*** Dataset extract ***

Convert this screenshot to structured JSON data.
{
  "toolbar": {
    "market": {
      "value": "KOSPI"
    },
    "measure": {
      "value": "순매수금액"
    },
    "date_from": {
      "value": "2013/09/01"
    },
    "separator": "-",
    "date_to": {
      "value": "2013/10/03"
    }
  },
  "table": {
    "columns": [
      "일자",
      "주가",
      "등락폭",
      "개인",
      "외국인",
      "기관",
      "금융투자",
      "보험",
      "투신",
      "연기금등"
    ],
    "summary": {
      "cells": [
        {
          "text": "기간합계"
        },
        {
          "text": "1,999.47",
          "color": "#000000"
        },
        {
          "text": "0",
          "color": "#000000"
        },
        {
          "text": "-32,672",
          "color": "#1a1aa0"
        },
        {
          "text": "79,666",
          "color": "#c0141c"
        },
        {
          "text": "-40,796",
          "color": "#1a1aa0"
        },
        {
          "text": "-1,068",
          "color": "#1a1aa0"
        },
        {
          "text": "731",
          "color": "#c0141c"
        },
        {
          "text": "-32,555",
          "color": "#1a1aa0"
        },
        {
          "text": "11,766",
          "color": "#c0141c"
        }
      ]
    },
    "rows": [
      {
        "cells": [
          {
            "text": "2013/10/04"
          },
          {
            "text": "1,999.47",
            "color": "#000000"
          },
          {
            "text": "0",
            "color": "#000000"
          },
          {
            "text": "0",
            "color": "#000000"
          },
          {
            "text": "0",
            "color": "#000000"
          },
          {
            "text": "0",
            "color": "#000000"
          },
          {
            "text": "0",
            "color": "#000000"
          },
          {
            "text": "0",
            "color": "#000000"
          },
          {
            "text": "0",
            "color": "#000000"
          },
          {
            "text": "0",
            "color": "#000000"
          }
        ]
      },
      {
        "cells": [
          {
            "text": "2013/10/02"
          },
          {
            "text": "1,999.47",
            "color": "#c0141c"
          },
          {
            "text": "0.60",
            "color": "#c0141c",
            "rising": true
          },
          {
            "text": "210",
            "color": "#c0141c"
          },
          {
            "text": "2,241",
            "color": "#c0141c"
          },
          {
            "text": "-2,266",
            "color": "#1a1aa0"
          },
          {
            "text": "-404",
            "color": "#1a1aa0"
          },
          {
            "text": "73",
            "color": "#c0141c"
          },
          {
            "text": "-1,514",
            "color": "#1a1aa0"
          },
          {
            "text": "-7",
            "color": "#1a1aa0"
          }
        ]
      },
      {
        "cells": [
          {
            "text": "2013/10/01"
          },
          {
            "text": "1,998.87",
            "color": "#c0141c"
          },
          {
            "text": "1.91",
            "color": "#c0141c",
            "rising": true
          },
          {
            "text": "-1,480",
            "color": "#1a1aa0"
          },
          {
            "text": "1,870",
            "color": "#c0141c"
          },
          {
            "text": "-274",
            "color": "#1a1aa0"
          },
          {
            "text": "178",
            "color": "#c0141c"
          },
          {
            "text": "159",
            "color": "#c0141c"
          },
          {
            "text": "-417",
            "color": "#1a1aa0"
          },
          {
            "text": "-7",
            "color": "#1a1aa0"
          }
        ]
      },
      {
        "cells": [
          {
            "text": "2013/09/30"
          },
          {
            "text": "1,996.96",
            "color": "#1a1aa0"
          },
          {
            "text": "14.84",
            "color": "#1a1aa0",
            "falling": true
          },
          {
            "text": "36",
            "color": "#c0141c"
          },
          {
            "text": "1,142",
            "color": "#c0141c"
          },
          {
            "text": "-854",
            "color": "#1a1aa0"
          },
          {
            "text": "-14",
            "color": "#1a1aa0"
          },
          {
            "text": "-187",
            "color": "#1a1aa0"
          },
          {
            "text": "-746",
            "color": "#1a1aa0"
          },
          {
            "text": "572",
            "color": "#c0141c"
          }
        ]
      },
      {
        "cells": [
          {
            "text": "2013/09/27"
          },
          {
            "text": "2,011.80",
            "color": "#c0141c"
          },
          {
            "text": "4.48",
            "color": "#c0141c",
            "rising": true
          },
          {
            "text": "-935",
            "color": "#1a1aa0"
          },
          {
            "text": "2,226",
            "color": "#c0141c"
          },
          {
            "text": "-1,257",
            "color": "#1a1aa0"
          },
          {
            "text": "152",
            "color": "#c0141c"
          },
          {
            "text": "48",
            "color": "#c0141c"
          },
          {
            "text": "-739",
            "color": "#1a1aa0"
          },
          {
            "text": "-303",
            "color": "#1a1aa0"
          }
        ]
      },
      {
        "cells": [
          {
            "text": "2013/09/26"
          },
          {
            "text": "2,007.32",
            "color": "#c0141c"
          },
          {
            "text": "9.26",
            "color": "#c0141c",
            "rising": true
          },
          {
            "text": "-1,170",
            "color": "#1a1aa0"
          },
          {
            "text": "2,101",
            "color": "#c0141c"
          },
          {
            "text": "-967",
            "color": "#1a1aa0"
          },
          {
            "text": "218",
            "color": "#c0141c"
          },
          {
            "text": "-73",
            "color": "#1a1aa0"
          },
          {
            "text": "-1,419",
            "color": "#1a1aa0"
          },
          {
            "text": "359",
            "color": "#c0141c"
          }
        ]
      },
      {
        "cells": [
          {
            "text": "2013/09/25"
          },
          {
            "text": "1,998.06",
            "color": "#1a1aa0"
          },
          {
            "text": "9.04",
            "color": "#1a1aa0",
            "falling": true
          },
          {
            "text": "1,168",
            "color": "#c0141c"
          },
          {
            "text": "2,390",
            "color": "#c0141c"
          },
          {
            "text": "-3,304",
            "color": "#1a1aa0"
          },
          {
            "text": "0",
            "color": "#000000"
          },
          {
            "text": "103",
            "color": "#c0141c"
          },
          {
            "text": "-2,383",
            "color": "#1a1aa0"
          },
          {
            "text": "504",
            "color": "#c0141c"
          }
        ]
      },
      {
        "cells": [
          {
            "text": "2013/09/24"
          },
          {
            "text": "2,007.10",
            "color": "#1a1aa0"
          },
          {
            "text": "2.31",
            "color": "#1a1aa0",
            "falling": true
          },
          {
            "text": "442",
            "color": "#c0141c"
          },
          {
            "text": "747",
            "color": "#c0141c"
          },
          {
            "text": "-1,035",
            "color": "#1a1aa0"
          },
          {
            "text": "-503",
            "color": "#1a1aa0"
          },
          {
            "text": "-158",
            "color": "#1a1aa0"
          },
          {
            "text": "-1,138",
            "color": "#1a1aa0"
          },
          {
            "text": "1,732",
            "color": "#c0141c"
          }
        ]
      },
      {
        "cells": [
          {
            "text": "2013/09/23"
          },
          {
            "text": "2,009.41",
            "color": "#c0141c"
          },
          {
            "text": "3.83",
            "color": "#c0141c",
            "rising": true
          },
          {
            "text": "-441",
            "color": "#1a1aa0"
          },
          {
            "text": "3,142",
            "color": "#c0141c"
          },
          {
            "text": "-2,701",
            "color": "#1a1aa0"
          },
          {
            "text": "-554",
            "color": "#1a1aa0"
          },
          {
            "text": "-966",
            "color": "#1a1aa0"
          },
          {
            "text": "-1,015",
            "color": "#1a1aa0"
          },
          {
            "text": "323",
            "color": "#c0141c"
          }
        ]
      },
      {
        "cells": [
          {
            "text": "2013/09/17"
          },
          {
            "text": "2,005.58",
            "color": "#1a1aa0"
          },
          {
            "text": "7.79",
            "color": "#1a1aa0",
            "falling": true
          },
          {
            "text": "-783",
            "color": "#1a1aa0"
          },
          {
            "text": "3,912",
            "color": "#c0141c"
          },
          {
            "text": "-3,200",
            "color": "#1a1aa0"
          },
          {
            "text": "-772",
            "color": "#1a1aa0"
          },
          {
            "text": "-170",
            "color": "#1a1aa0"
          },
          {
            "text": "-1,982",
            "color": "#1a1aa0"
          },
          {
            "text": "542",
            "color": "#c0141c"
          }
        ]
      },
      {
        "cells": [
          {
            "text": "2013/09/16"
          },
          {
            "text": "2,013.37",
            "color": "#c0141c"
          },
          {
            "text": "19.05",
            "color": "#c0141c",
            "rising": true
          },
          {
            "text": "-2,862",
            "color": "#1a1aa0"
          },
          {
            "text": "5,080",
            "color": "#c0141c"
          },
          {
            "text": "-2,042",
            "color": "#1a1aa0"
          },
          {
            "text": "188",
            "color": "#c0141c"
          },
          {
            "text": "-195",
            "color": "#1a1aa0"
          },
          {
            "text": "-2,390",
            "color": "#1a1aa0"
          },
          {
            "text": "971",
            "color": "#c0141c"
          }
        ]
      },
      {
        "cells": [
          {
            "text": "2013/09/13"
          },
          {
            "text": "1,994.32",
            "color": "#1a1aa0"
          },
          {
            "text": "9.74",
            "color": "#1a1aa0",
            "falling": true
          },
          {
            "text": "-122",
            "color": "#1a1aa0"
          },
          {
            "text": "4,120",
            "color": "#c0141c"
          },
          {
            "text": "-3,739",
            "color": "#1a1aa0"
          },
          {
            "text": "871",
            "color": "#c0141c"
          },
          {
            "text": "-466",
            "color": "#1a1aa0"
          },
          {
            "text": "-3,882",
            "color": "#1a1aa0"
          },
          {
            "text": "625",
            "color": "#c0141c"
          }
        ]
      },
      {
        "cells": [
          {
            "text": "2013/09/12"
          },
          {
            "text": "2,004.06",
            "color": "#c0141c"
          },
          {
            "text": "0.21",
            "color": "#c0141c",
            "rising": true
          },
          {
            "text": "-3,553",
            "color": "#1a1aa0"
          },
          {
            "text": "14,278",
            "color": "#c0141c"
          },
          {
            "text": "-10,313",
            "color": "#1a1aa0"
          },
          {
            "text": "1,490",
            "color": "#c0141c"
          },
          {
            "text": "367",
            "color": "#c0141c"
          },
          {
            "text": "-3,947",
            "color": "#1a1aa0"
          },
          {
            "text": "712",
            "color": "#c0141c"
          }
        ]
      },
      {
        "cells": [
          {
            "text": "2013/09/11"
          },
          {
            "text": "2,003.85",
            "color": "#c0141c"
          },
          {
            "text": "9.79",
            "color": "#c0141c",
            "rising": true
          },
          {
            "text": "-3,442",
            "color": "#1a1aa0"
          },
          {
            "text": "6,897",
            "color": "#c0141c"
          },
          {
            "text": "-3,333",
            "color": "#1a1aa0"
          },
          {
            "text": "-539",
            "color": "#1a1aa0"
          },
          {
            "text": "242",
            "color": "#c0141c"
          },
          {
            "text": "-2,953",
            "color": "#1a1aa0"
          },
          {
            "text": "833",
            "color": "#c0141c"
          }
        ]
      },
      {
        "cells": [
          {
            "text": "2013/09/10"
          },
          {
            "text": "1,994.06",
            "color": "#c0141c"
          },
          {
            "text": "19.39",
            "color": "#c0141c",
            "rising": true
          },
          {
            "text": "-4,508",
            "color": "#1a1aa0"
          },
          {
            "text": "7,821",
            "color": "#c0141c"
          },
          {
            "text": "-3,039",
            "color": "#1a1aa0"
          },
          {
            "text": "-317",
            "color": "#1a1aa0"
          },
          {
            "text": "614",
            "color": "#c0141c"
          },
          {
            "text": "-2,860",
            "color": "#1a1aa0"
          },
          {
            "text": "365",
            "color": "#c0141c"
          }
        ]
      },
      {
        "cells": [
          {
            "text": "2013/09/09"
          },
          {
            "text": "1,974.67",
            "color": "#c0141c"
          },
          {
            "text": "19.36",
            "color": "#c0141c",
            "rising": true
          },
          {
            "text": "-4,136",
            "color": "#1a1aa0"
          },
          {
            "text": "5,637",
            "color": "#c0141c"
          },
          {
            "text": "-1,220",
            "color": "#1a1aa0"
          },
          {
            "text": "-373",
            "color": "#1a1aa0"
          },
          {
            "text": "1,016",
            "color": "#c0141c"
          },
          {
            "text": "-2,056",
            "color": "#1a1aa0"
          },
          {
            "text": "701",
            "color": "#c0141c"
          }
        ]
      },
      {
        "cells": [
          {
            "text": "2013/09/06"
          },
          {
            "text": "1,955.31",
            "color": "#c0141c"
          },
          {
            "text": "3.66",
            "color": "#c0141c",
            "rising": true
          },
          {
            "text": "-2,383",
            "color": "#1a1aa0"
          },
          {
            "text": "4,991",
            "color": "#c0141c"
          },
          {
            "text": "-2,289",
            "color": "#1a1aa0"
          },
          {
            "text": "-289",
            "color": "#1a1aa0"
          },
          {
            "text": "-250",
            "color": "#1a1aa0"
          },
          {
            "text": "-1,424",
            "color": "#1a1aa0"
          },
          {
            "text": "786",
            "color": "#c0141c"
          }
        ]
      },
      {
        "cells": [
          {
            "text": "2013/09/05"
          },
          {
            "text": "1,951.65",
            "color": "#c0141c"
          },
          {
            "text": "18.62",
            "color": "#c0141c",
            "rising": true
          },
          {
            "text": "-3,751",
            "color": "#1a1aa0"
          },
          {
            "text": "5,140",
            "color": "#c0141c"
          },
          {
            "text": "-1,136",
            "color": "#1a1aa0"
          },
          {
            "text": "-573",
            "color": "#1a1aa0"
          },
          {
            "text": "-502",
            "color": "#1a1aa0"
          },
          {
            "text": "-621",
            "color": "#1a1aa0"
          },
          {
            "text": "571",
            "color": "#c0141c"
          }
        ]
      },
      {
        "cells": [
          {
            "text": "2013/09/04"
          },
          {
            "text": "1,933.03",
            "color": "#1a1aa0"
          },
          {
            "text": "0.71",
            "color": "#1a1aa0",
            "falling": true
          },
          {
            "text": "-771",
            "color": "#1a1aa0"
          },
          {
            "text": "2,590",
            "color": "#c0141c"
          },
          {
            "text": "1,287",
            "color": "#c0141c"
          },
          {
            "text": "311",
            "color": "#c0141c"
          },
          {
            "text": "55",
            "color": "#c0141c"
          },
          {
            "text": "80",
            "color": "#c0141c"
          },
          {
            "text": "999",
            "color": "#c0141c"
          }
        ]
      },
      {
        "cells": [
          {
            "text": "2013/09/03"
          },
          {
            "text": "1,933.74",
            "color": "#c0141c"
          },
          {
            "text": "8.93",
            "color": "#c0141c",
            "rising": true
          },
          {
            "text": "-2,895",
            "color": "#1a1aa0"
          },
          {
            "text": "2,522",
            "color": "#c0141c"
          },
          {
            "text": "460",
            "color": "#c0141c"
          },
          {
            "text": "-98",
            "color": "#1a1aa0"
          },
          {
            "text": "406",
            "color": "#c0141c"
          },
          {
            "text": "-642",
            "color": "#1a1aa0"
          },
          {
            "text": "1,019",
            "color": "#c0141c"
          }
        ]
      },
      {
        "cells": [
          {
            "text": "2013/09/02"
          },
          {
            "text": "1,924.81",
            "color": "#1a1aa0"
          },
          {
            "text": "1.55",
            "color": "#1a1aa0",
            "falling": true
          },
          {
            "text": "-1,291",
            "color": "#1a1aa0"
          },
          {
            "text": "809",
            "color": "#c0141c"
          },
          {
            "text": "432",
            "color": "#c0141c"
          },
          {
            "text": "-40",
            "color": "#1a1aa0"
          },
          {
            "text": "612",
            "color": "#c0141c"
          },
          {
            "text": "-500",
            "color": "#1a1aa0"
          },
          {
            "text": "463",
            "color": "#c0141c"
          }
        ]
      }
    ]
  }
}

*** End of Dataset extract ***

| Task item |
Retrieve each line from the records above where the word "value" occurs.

| Task result |
      "value": "KOSPI"
      "value": "순매수금액"
      "value": "2013/09/01"
      "value": "2013/10/03"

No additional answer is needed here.